In 1992, a few weeks after Polish climber Wanda Rutkiewicz died in the Himalayas, her mother got a late-night phone call. "She heard her daughter's voice," Coffey writes. "'I am very cold,' the voice said. 'But don't cry, everything will be fine. I cannot come back now.' Then the line went dead."
By Bill Carter
Bill Carter spent four summers slipping on salmon guts as a commercial fisherman in Egegik, Alaska, and the book he came away with is an honest, refreshingly understated look at a profession that's known for, well, exaggeration. Carter, an Arizona-based journalist, simply gets everything right, from the damaged, broke, drunk fishermen with their carpal-tunnel-racked arms to the sound of a thousand fish hitting a net at once.

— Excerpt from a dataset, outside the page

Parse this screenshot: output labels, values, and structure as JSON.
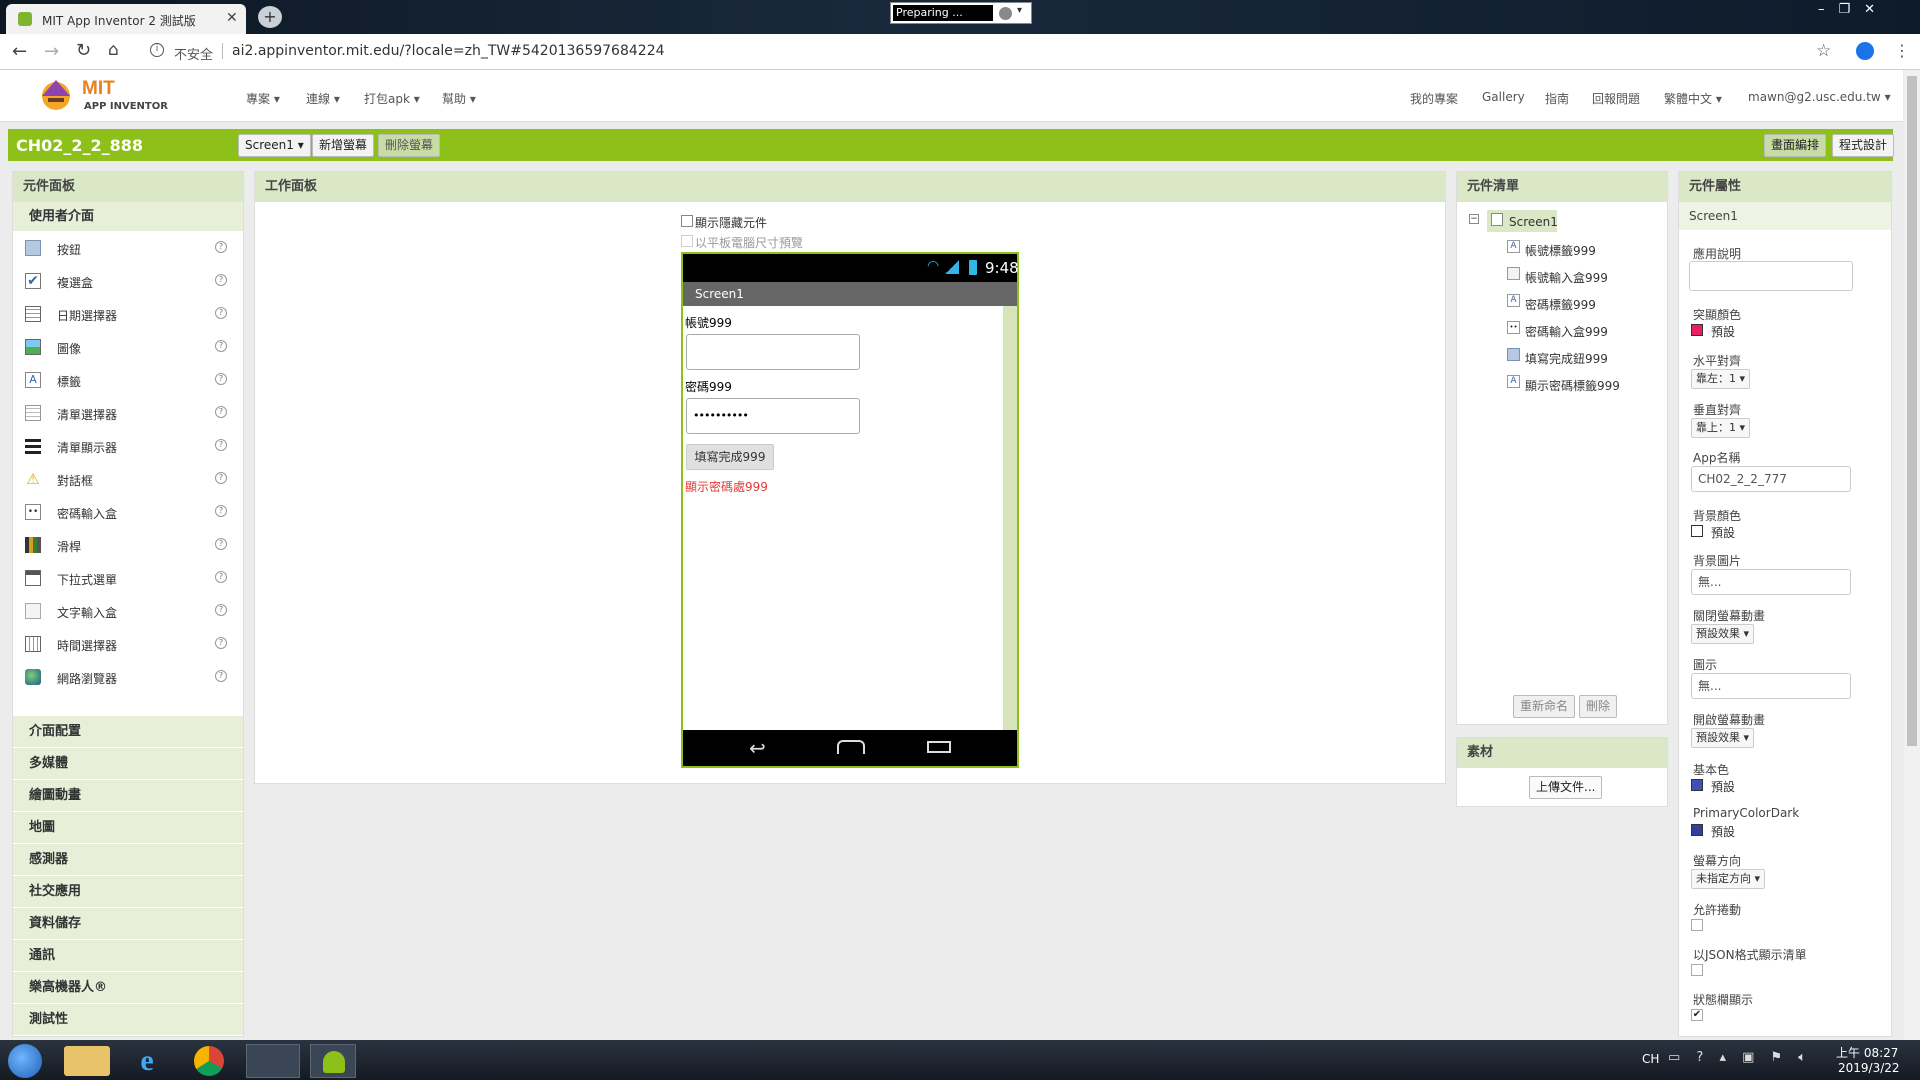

A Voyage Long and Strange
By Tony Horwitz
(HENRY HOLT, $28)
"An awful lot happened between Columbus and the Pilgrims," writes Horwitz, but you didn't necessarily learn about it in fifth-grade social studies. Horwitz (Blue Latitudes) fills in the gaps by retracing the North American routes of European explorers like Cabeza de Vaca and Hernando de Soto, checking out tourist traps and meeting colorful locals along the way. As always, Horwitz is a smart, hilarious, and informative guide.

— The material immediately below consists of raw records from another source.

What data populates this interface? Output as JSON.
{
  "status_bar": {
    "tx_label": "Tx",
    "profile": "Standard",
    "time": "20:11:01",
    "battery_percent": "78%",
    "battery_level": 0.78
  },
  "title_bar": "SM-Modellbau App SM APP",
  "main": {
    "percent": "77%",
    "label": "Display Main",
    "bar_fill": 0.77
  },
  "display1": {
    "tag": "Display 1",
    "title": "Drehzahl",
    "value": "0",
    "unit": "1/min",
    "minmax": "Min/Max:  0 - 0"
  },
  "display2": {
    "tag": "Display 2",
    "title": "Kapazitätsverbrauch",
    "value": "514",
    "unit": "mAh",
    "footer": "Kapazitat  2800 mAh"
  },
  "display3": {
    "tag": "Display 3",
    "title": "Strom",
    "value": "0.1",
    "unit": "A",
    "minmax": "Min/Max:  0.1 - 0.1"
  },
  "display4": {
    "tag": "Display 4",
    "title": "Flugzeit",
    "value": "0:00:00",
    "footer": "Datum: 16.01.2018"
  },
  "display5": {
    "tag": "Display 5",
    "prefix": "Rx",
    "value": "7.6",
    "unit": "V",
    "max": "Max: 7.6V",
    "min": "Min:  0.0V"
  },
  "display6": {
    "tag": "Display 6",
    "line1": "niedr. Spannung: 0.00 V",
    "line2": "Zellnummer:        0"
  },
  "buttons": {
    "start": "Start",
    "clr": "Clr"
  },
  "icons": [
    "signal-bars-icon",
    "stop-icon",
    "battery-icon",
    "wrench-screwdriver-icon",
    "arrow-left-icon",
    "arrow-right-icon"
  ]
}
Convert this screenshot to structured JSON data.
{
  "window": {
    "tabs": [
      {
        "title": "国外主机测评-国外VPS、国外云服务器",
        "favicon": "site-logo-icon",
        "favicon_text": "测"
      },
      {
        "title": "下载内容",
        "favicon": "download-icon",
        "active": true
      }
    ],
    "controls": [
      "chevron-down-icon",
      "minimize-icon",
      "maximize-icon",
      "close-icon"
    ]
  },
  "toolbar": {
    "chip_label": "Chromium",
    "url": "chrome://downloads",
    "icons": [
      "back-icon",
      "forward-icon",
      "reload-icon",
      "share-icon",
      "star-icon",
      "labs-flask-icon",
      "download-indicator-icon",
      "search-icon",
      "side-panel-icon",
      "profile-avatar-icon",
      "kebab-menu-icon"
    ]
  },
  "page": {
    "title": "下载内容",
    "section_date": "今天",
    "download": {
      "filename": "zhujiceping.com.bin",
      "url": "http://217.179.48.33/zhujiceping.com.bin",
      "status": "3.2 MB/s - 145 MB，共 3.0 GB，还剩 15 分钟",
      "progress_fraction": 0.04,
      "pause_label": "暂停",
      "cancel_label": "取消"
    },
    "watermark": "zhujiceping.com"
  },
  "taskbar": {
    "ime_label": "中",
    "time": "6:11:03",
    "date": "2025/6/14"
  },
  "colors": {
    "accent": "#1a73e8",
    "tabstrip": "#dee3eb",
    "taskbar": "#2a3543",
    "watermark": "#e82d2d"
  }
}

Bottlemania: How Water Went on Sale and Why We Bought It
By Elizabeth Royte
Fryeburg, Maine—where citizens are battling a multinational corporation that's pumping and selling H2O from their aquifer—is ground zero for this thirst-quenching look at the social and environmental consequences of bottled water. Our addiction to the stuff, especially when tap water is so cheap and safe, might be the "biggest scam in marketing history," writes Royte (Garbage Land).
David Guterson's The Other features an unclaimed $440 million inheritance and a mummified corpse found in Washington's Olympic Mountains, but it's no murder mystery. Guterson (Snow Falling on Cedars) uses these circumstances as the backdrop to an otherwise quiet tale of two Seattle friends, "of the generation that was slightly late for the zeal of the sixties and slightly early for disco." When they meet, in 1972, John William Barry is an aristocratic prep-schooler and Neil Countryman is a wannabe novelist from a blue-collar family. But the two forge an unlikely friendship through a love of dope, literature, and nature. While Countryman eventually marries and finds a job, Barry—"the contrarian who hears his conscience calling in the same way schizophrenics hear voices, so that, for him, there's no not listening"—only retreats deeper into the woods. When he hatches a plan to disappear for good, Countryman feels compelled to help him. With prose that's as careful and quiet as a mountain lion, The Other asks, and helps answer, two of life's most perplexing questions: How do we live in an imperfect world, and what are our obligations to those we love?